This further proves that Medea has self- wareness of her crimes and that she accepts that what she is about to commit is wrong. However, even though Medea is aware that her actions are wrong, this does not change her mind and she ends up murdering her children anyways. Even though Medea has a king as a father, magical powers, and intelligence, her obsession with Jason leads her to her own tragic fate. While Jason has had to fight through hard times before, it is his own doing that leads him to his appalling destiny. Jason was the son of Aeson who was the king of lolcus, making Jason a prince.
He started off ompanionate and even helped Hera who was disguised as an elderly woman cross a river. However, his compassion slowly dwindled after he met Medea. Soon after landing in Corinth, Jason left his wife and kids for a younger bride.
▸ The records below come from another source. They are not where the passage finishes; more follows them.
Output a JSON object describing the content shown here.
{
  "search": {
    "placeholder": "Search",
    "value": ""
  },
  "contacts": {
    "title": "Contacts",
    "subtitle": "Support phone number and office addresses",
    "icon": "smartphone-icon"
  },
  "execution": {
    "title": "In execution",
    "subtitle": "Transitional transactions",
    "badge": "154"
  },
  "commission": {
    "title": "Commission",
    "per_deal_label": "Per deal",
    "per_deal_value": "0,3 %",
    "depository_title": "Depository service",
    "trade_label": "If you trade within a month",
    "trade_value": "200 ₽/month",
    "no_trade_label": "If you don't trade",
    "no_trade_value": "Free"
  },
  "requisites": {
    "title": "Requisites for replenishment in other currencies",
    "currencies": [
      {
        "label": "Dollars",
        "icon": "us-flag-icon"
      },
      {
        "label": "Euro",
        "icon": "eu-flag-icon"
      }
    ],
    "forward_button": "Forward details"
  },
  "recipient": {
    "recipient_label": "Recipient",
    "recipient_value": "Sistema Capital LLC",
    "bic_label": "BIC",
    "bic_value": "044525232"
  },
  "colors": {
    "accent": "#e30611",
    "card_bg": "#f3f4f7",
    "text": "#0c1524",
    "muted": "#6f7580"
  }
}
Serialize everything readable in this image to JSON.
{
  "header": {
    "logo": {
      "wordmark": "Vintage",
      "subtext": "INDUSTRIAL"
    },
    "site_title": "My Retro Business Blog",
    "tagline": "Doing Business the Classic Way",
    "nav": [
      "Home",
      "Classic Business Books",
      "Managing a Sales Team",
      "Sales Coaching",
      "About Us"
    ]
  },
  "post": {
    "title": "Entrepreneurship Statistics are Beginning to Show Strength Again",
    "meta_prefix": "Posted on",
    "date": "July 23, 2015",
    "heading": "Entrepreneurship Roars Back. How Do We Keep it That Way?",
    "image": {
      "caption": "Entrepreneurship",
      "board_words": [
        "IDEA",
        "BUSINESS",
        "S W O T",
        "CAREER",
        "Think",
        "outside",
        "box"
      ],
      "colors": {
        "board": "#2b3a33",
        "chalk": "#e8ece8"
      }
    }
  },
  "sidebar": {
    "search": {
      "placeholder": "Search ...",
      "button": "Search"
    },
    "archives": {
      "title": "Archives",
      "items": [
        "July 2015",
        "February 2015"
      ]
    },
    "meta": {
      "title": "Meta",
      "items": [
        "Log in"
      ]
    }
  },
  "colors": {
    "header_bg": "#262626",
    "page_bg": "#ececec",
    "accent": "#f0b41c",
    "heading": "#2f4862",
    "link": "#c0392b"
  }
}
However, Jason feels he did not commit this act out of spite for his old wife, but out of concern for her and their son’s well-being. “On the point that irks you, it’s not the case I hate our marriage bed, overcome with lust for some new bride, nor am I keen to rival other men in the number of many children” (1. 658-62). “The most important thing for us to o is to live well and not in poverty… 1. 654-5). While Jason may have portrayed his actions as a sacrifice for his family, everyone else saw them as a despicable crime to commit against his wife and children. While Jason is arrogant, he did not fully deserve the punishment he received from the hands of Medea. He cared about his children even before Medea had slaughtered them by wanting to take care of them and make sure they would help rule over Corinth one day. “With the God’s help, IVe made a secure provision for you. At some future date, you’ll be leaders here, in Corinth, alongside your new brothers (1. 1075-78). He He also agrees to try to convince the king to keep the children out of exile. Medea tells him, mfou could tell your wife to ask her father not to send the children into exile. ” Jason responds by saying, “A good idea. I think I can persuade her (1. 1107-09). At the end of the play, Jason shows his true colors towards his children as he starts to feel immense sorrow because of their death. “How I wish I’d never been a father and had to see you kill my children (1. 1681-82). This quote shows that Jason would rather be childless and not ave any chance of being able to carry on his family line than to witness his children get murdered. At least it was not my hand that killed them” (1. 1625). Jason acknowledges in his own way that the death of his children is because of his actions on Medea, even though he does feel the blood belongs on Medea’s hands alone. Both Medea and Jason are full of characteristics that make them tragic heroes. They both come from a royal background and possess some type extraordinary power, Medea being a sorceress and Jason being compassionate and clever. However, they both have acquired fatal flaws that end up creating their fate.
Medea has too much compulsion for revenge on Jason that she ends up murdering her own children, and Jason becomes too blinded by the possibility of never ending riches that he trades one family in for another. If Medea did not seek revenge on Jason, she never would have “needed” to murder anyone or never would have been exiled from her country. If Jason did not leave Medea for someone else, she never would have tried to seek revenge on nvm ana Ill K tnelr cn110ren wnlle Jason ana Medea try to polnt Tlngers at each other for their downfalls, they both have themselves entirely to blame for their own demise.